An Entrepreneurial Religion?
You may already be familiar with Eric Ries (@eicries) as he has received abundant and well-deserved coverage for the “Lean Startup” movement [link]. His book on the subject was a bestseller [link], and you can hear him speak about it on YouTube [link] as well.
Over the holidays, I had the chance to check out his most recent work, The Startup Way: How Entrepreneurial Management Transforms Culture and Drives Growth [link]. It’s well worth your time, for a number of reasons:
- Ries has become convinced that the psychology and techniques used to grow a startup can be applied to large corporations, such as General Electric.
- In this sense, he reveals that he has been trying to find ways that “traditional management” and “entrepreneurial management” can learn from each other.
- He also notes, early in the book, that he has been searching for ways that lean startups can keep succeeding even when they have become large entities.
- And he declares that he desires to discern what “an organisational transformation process should look like in order to move toward a leaner, more iterative way of working.”
In this new book, one almost enjoys a two-for-one experience as he reviews the principles of his earlier work and then moves rapidly into the lessons he has learned from studying and working with lean startups.
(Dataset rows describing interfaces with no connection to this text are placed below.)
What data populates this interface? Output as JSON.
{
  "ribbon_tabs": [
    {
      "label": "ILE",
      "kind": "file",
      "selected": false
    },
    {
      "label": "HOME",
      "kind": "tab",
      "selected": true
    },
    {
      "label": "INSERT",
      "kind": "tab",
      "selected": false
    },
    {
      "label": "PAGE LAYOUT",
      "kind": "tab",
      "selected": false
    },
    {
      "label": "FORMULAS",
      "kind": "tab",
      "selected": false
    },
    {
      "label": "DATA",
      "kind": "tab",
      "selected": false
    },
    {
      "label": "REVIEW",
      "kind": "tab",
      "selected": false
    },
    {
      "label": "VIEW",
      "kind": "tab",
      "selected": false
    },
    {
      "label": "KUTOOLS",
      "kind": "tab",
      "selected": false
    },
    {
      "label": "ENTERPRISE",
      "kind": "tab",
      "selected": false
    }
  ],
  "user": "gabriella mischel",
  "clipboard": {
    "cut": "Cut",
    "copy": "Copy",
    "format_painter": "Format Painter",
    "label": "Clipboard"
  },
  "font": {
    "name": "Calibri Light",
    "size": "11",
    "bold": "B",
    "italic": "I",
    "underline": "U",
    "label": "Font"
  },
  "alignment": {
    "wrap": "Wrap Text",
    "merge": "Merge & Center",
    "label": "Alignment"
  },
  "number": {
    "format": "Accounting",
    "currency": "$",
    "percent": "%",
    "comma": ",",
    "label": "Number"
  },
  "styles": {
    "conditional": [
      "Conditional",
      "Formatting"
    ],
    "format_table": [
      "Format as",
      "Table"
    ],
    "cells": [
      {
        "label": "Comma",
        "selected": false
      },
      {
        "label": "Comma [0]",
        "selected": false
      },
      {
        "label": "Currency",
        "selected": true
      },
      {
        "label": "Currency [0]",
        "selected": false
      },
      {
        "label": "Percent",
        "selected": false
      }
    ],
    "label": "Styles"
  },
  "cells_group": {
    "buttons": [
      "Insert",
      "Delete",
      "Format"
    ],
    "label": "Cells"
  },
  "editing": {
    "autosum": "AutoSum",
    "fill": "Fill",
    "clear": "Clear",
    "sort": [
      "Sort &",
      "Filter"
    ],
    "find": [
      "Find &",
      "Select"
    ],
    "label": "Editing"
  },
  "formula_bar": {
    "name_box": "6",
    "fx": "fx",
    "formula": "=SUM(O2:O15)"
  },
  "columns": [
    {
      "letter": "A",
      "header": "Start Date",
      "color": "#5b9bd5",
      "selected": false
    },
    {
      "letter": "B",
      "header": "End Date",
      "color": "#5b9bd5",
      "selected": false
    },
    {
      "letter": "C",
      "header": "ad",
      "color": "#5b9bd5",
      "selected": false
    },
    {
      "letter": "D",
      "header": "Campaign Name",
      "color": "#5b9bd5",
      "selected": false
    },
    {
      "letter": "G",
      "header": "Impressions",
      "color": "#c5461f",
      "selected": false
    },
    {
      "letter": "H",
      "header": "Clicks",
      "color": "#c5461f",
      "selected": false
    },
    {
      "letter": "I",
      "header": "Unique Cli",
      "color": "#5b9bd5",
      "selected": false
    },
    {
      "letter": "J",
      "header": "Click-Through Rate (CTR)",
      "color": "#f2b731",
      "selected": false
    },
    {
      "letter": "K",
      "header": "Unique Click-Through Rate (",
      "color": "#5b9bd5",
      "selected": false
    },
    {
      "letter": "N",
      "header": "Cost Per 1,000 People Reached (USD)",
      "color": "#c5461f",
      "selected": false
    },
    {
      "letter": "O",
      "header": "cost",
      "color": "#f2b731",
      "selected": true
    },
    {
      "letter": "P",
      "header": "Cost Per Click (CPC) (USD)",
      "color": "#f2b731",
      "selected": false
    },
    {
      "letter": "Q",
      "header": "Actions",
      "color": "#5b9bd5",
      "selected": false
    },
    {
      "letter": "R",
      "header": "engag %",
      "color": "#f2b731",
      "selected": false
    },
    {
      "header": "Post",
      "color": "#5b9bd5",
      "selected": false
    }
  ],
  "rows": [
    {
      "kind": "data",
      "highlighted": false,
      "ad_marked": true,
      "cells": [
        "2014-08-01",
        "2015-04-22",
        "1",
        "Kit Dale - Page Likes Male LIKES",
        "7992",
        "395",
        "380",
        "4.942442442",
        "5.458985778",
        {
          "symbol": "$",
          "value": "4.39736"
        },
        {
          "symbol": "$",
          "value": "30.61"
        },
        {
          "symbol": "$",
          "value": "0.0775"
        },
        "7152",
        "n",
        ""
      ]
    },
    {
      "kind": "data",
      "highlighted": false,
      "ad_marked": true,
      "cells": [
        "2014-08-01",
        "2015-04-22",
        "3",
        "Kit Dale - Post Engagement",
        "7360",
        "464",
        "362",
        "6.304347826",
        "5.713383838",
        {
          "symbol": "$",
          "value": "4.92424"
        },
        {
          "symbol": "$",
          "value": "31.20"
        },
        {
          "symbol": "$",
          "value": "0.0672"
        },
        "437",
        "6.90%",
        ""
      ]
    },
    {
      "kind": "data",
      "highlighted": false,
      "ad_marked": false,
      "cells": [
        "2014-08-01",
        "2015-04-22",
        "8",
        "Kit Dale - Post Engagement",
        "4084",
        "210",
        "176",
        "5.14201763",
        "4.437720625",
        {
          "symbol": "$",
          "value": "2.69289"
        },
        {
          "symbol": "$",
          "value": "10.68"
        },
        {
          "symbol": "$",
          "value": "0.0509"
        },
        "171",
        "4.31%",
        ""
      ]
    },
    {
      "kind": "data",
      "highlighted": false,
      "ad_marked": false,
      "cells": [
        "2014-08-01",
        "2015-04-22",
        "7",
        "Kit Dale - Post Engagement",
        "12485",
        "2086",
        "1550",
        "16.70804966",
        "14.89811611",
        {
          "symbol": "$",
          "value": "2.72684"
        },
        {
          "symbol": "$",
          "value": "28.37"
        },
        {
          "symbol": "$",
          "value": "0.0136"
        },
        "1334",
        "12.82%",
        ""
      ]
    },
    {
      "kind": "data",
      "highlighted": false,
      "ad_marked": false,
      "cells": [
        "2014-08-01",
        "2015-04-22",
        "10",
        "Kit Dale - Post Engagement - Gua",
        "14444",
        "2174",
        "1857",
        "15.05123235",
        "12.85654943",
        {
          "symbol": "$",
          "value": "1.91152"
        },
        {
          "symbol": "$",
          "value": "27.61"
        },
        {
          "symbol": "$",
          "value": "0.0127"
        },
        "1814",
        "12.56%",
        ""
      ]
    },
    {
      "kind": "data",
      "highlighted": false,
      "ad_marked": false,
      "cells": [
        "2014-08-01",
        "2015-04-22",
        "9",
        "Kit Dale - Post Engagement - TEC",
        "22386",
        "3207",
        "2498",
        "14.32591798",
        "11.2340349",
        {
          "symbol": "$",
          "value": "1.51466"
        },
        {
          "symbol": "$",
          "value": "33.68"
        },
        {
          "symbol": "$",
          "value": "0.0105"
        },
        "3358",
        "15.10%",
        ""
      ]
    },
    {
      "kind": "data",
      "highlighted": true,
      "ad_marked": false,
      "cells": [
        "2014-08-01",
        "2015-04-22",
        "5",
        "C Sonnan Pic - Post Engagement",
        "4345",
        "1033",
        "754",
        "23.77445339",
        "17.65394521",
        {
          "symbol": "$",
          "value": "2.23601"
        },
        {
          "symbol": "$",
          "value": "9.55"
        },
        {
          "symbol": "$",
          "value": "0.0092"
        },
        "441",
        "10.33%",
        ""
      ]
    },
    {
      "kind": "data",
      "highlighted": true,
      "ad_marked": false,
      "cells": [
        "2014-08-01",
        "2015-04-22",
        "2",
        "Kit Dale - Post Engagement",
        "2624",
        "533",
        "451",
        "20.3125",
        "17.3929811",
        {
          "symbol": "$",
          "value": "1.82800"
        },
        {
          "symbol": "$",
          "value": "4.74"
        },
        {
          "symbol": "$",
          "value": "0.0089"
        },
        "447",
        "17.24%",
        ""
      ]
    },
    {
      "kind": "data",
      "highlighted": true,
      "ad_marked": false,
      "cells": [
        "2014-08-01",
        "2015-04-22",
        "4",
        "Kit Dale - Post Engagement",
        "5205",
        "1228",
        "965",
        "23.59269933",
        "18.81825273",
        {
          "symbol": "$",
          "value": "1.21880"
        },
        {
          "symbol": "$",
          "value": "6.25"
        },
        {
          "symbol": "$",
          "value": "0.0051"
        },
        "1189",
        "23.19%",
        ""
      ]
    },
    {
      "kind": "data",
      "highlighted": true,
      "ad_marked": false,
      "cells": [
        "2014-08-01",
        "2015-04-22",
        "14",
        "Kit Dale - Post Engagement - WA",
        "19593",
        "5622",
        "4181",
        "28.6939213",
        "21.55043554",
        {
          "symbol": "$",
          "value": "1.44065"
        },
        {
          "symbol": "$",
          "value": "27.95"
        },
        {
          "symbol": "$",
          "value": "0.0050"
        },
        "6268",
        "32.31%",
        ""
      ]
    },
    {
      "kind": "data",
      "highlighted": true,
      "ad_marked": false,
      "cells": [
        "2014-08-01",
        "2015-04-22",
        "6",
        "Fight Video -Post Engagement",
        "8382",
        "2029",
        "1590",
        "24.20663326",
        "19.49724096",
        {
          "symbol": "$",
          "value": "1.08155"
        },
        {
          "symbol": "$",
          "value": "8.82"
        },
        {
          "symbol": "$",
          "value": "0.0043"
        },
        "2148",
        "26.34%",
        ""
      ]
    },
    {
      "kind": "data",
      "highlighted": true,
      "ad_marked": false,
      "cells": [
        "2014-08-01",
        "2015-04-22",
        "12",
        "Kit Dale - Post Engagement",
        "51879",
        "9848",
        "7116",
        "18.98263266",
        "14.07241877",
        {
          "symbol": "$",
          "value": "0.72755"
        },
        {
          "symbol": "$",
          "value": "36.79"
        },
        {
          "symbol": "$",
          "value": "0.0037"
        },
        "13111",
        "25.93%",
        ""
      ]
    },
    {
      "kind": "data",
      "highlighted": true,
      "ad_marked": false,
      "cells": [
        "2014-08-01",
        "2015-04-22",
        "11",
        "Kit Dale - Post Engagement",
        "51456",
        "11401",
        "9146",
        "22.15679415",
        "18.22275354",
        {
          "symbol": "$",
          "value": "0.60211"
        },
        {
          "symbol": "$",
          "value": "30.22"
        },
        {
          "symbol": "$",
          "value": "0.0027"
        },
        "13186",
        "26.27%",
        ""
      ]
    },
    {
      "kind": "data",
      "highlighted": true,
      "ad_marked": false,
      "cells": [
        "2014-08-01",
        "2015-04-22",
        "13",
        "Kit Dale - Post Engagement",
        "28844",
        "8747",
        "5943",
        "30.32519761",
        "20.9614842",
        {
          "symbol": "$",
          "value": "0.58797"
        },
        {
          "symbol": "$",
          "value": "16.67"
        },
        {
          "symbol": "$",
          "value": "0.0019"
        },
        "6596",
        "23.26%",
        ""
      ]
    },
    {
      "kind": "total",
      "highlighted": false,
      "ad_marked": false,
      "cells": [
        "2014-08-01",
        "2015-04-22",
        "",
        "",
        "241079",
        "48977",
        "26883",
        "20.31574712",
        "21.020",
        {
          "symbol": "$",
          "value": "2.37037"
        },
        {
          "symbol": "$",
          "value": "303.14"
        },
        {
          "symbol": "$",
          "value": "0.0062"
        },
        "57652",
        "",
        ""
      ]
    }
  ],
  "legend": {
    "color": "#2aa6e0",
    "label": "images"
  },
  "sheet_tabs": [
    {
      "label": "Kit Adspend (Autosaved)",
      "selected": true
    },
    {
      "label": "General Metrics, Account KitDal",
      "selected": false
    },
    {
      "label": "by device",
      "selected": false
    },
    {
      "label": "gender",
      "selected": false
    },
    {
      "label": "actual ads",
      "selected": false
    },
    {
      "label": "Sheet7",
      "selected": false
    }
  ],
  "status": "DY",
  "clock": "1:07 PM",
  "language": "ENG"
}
The new book also covers the points that need to be considered when one scales up a lean startup, including two great chapters on “Deep Systems” and “Innovation Accounting”.
For me, what was heart-quickening was his third section of the book. Here he talks about “A Unified Theory of Entrepreneurship” and “Toward a Pro-Entrepreneurship Public Policy”. Says Ries in this part of his book:
In fact, I think we are better served by seeing transformation as a fact of life for the foreseeable future. I predict that twenty-first-century managers will live through as many organisational transformations as new-product platforms and come to see organisational forms the same way we see our smartphones — and something disposable that’s top of the line for a few years, then rapidly surpassed.
No weblog review like this can replace the value of reading a book such as Ries’ latest. But, if you are a reader who likes to read slowly at the beginning of a book, then race through the rest, let me propose that you not do that with The Startup Way. For it’s the epilogue that was, for me, worth the price of the book. Here, Ries talks about “A New Civic Religion”: We, says Ries, “have to see entrepreneurship as a core requirement of all employees, because we never know where new and surprising ideas will come from.”
Ries’ six pillars supporting his “positive vision of what liberal democracy can deliver with the new tools that technology is placing at our disposal” are worth framing. For they lead to a view that management itself can, and needs to, change. “Our goal as a movement should be this: to change management practice to become more adaptive, more humane, more rigorous, and more efficient.” With great insight, Ries insists that such a goal if beyond the scope of business schools or the broadly defined academy of management.
“It is going to require,” says Ries, “a vast movement of like-minded idealists and visionaries to integrate these values into the very fabric of their organizations, in every industry, geography, and sector.” To my mind, that would be tantamount to what Ries titles his epilogue: A New Civic Religion.
Ries is, at every turn, measured and rational in this book. But his overall style truly succeeds in making the reader feel that the heavy weight of the status quo of big companies can be lightened as those managing those companies become more enlightened. Were the world to believe in entrepreneurship as deeply as some believe in traditional religions, it’s just possible that this new year could change jobs and companies, people and societies, leaders and followers.
Joseph Pistrui (@nextsensing) is Professor of Entrepreneurial Management at IE Business School in Madrid. He also leads the global Nextsensing Project, which he founded in 2012.